Consuming foods rich in Omega-3 fatty acids may protect individuals from Alzheimer’s and other forms of dementia according to a new study.
As The Inquisitr has previously reported, the beta-amyloid protein is generally considered the most definite link to the likelihood of a person developing brain diseases such as Alzheimer’s, and Omega-3 consumption may significantly decrease the beta-amyloid level, perhaps by 20 to 30 percent.
The principal author of this Omega-3 study, Dr. Nikolaos Scarmeas of C0lumbia University Medical Center, told Fox News that “More and more intake of Omega-3s was associated with lower and lower levels of beta-amyloid in the blood.”

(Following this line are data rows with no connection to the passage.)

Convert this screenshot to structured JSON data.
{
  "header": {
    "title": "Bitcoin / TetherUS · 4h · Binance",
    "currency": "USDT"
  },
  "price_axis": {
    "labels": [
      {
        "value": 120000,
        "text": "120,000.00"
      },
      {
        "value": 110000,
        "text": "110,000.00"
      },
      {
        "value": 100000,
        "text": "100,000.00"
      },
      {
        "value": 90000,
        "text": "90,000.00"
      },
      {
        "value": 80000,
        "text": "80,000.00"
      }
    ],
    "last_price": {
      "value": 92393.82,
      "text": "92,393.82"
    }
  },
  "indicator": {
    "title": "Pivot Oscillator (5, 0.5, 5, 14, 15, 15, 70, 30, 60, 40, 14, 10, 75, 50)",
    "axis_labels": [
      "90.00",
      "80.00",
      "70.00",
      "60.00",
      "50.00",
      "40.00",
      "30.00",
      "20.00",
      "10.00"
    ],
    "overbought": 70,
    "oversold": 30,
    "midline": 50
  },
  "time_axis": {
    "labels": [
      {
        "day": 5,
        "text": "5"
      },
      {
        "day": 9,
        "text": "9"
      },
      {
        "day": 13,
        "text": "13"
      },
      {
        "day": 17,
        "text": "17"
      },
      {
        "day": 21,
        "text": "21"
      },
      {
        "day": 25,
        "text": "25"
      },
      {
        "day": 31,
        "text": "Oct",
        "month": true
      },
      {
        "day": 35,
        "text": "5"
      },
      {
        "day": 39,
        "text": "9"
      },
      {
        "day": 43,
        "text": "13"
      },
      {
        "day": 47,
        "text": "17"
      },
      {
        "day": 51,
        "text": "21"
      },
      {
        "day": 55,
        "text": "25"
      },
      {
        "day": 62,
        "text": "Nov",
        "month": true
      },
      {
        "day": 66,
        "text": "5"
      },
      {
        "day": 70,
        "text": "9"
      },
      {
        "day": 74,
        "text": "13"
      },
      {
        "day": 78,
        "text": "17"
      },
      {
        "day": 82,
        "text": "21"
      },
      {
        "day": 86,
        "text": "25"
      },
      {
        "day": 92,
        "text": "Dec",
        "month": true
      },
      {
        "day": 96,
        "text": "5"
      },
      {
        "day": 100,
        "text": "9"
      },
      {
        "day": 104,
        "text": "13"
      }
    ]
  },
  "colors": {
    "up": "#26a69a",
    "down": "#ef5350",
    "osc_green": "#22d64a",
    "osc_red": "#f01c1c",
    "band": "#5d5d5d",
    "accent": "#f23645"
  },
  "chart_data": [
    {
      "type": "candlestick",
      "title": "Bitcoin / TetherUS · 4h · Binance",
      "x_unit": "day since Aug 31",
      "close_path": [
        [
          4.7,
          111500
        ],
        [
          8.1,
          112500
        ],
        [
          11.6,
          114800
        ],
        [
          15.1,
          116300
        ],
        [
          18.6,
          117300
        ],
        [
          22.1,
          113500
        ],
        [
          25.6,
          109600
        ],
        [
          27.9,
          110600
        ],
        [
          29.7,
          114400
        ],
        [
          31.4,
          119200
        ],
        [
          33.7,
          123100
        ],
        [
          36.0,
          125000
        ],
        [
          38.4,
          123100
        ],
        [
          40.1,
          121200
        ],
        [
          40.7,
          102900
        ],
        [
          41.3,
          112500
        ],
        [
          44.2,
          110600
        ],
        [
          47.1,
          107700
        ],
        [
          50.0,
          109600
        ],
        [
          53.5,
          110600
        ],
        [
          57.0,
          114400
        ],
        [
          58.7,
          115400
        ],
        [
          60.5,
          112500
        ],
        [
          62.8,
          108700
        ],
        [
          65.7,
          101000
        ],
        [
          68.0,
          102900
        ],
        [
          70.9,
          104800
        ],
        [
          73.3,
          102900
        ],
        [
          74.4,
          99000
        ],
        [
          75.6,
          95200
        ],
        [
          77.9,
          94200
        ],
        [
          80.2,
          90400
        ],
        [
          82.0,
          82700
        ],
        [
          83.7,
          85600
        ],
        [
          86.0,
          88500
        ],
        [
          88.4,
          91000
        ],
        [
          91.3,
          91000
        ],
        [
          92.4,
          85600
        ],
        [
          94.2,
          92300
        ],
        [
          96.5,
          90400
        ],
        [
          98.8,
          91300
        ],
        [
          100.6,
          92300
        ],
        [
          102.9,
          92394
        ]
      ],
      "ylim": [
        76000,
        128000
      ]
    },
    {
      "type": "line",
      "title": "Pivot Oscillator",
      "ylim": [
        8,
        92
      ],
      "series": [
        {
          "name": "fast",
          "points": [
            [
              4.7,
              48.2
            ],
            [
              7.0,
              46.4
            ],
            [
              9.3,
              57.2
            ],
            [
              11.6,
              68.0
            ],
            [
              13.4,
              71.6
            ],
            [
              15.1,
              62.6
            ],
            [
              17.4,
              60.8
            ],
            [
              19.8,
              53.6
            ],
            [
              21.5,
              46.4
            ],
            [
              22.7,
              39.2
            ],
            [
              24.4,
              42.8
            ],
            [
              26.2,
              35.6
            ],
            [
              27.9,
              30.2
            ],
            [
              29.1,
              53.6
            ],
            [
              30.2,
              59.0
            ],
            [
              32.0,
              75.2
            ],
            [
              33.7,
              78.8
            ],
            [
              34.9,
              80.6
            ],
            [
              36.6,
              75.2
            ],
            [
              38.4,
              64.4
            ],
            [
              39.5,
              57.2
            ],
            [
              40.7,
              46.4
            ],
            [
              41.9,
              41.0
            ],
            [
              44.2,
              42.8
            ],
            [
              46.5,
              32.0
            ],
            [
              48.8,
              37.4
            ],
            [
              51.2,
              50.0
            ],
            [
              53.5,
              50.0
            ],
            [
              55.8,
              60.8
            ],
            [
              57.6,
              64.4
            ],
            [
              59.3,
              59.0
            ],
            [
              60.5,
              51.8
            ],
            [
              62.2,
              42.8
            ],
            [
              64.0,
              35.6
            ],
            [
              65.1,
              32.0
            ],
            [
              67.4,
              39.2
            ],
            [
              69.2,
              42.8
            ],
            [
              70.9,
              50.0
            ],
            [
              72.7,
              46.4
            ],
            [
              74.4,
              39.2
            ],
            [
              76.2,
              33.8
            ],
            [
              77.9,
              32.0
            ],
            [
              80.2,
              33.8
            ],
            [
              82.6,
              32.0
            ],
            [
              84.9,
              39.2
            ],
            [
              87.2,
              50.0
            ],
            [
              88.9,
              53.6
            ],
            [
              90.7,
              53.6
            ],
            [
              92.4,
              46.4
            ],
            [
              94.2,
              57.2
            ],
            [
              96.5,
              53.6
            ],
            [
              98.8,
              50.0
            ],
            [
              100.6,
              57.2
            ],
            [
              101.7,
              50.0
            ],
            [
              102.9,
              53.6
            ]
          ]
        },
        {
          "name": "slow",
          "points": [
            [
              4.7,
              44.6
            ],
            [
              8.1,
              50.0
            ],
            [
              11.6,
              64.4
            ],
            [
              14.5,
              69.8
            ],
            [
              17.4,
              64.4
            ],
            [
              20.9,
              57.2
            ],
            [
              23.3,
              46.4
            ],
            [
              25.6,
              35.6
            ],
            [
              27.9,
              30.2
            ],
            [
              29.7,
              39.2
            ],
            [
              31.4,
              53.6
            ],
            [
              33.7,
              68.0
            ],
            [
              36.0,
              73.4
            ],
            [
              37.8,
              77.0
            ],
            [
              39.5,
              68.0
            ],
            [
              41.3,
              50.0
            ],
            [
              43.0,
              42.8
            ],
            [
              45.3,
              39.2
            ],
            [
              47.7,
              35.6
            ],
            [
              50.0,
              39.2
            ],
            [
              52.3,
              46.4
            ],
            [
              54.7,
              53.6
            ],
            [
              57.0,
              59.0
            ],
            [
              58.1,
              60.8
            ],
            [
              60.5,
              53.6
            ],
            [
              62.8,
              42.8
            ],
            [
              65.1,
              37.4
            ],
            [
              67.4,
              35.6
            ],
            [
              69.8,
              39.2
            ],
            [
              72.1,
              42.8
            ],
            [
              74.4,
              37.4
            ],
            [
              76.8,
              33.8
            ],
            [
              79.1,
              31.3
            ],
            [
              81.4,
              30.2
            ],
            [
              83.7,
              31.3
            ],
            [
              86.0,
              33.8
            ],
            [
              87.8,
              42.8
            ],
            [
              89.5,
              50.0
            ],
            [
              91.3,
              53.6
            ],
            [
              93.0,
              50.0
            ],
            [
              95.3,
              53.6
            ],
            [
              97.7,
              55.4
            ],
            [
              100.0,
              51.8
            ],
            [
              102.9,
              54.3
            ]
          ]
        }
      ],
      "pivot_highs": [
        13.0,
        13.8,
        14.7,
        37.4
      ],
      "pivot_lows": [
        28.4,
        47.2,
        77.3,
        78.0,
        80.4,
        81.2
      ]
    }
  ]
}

Scarmeas, however, conceded that “we do not understand very well biologically how levels of beta-amyloid in the blood, brain and spinal fluid are related exactly,” and that not all the research identifies a correlation between beta-amyloid in the blood and the brain. He did add that “his own lab had observed that people with higher blood levels of beta-amyloid were more likely to develop dementia, while people with lower levels tended not to.” Moreover, “Omega-3s may be able to reduce oxidative stress on the brain and the resulting vascular damage, or even have some kind of impact on beta-amyloid in the brain. ”
The study published in the Neurology journal concludes that higher dietary intake of Omega-3 fatty acids is associated with lower beta-amyloid levels “a profile linked with reduced risk of incident [Alzheimer's Disease] and slower cognitive decline in our cohort. ”
Salmon, herring, mackerel, anchovies, and sardines are among the cold water oily fish sources of Omega-3 fatty acids. Many holistic-oriented consumers also take fish oil supplements for both brain and heart health.